I’ll keep this short, because I don’t think many people read my blog. If you want me to dive a bit deeper into the maths then let me know, and maybe I’ll explain further what’s going on. Blogging mathematics is hard, though, as HTML is ill-suited to mathematical notation.

I have been tempted to analyse an RC (Resistor-Capacitor) circuit again. Here’s the schematic you’re usually presented with:

Seems like it out to be easy enough. The voltage across the capacitor against time is given by

**Vout(t) = Vin * (1 – exp(-t/R/C))** … EQN1

What’s not to like? Well, quite a bit, actually. I ran into this problem when I tried to build my brown noise generator. I ended up using resistors and capacitors that were much higher than i was expecting.

What went wrong? Well, the problem is that the calculation above doesn’t take into account what other stuff there might be attached to Vout. Text books and tutorials never mention the nitty-gritty details that may have profound effects on a circuit.

The unstated assumption is that the load across Vout has a high impedance (resistance). But what if the resistance is low. Say you attach a small speaker across Vout. Well, small speakers might only have a resistance of 4 ohms. That changes everything!

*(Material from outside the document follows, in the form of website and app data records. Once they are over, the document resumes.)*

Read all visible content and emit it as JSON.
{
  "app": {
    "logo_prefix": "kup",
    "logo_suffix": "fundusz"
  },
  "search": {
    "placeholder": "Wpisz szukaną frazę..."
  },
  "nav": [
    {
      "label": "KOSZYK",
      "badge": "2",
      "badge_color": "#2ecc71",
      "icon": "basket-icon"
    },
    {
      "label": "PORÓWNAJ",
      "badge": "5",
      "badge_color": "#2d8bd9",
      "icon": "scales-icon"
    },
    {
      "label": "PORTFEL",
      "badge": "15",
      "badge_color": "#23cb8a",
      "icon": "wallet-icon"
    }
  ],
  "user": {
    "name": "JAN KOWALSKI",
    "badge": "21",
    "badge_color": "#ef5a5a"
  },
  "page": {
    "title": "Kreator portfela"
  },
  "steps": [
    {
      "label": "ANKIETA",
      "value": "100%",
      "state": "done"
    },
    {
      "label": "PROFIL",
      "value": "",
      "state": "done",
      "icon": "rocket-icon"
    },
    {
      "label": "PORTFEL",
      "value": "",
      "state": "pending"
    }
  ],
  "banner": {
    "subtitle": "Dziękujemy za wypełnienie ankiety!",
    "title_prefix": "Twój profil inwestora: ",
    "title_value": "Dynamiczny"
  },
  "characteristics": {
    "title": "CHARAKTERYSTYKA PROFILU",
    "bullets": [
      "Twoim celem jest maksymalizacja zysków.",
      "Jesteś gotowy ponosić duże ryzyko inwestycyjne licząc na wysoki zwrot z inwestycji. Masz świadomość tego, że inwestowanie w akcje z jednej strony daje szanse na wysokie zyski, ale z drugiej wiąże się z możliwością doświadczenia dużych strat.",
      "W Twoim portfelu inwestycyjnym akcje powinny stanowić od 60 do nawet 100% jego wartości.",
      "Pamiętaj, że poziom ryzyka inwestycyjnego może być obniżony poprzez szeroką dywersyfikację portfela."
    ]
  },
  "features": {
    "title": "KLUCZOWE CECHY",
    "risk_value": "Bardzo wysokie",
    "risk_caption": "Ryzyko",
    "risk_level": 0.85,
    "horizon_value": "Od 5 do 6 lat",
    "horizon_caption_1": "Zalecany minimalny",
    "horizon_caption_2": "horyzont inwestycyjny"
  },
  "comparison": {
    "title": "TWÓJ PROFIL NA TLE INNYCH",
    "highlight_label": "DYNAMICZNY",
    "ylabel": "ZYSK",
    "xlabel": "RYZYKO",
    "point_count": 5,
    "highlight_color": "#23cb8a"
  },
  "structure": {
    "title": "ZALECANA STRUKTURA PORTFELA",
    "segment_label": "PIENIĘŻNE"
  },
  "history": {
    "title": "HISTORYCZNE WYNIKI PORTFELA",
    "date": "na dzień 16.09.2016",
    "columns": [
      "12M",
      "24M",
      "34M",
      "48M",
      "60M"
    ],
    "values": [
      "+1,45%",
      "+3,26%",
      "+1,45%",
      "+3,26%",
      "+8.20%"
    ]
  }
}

To gauge how things change, let’s model a load across Vout, giving it some resistance. Here’s our revised circuit:

Note that when the diagram says “Node”, it should of course read “Mesh”.

Let i1, i2, ic be the currents flowing through R1, R2 and C respectively, with corresponding voltages flowing across them as V1, V2, and Vc.

Then, in Mesh A, i1 = (Vin – Vc)/R1.

In Mesh B, i2 = Vc/R2

and i1 = i2 + ic.

For the capacitor, ic is related to Vc by the differential formula:

ic = C dVc/dt

Put the equations above together to get first-order ODE (Ordinary Differential Equation):

C dVc/dt + (1/R1 + 1/R2) Vc = Vin/R1

This yields the solution:

**Vc(t) = Vin * R2/(R1+R2) * ( 1 – exp(-(R1+R2)t/(C*R1*R2))** … EQN2

I will consider going into further detail if there’s sufficient interest in this blog article.

You’ll notice that it has the same basic form, but with a bit more terms tagged on. You’ll notice some voltage divider stuff going on, and stuff related to the charging-time.

But let’s take a look at some simplifications. If I assume that there is a high impedance across the capacitor – i.e. R2 is large, esp. in relation to R1 – then R2/(R1+R2) ~~ 1, and (R1+R2)/(R1*R2) ~~ 1/R1. I’m using “~~” to denote the approximation symbol.

So, EQN2 reduces to EQN1, which is exactly what we’d expect.

If we go the other way, and assume that R2 << R1 ( “<<” means very much less than) – say for example where you put a small speaker across the capacitor in place of R2, then R2/(R1+R2) ~~ R2/R1 and (R1+R2)/(R1 * R2) ~~ 1/R2.

So EQN2 reduces to

**Vc(t) = Vin * R2/R1 * (1 – exp( -t/(R2*C))** … EQN3

Notice that nasty term R2/R1. It means that the speaker isn’t getting much voltage.

This means that as a result of putting in a low-pass filter, the power to the speaker is reduced compared to if you removed the filter, so you may need to amplify the signal to the speak.

But there’s more. You have affected the charging time of the capacitor. Look at the exponential term. The resistance is R2, which is less than R. So your cut-off frequency is higher than it was before.

This is something that I have never seen discussed on other sites: how to actually design circuits to account for all this. You’re left to figure it out for yourself, and the problems are left unstated.

As to what to do: hmmm, that’s something that I need to look into. An Opamp springs to mind, although I have used a BJT successfully in the past. I’ve only a loose grip on how to handle these problems, and I’ll post about them in a future post, assuming I’ve got my head around them.

You can’t analyze a filter without modelling in- and output impedance. “Normally” a filter is calculated at a normalized impedance match (say 50 Ohm for radio frequency use) and then back calculated to find the real-world component values.

Of course, you can get a reasonable approximation by loading the filter with a very high impedance such as an op-amp stage and driving it with a source like an emitter follower.

One book I found very useful is RF Circuit Design by Chris Bowick. It’s (as the title suggests) a bit radio heavy but the filter and impedance matching chapters are truly excellent.

Thanks for that.I’ll take a look at the book.

I’m very much a beginner at electronics. A lot of tutorials online present circuits and, surprise surprise, they don’t work for me as expected; probably for the exact reason you stated. Or else, they’ll present some mathematical analysis, without really explaining the logic underlying it. One of the things I discovered is that there are a lot of pitfalls in designing something. Most bloggers just gloss over them.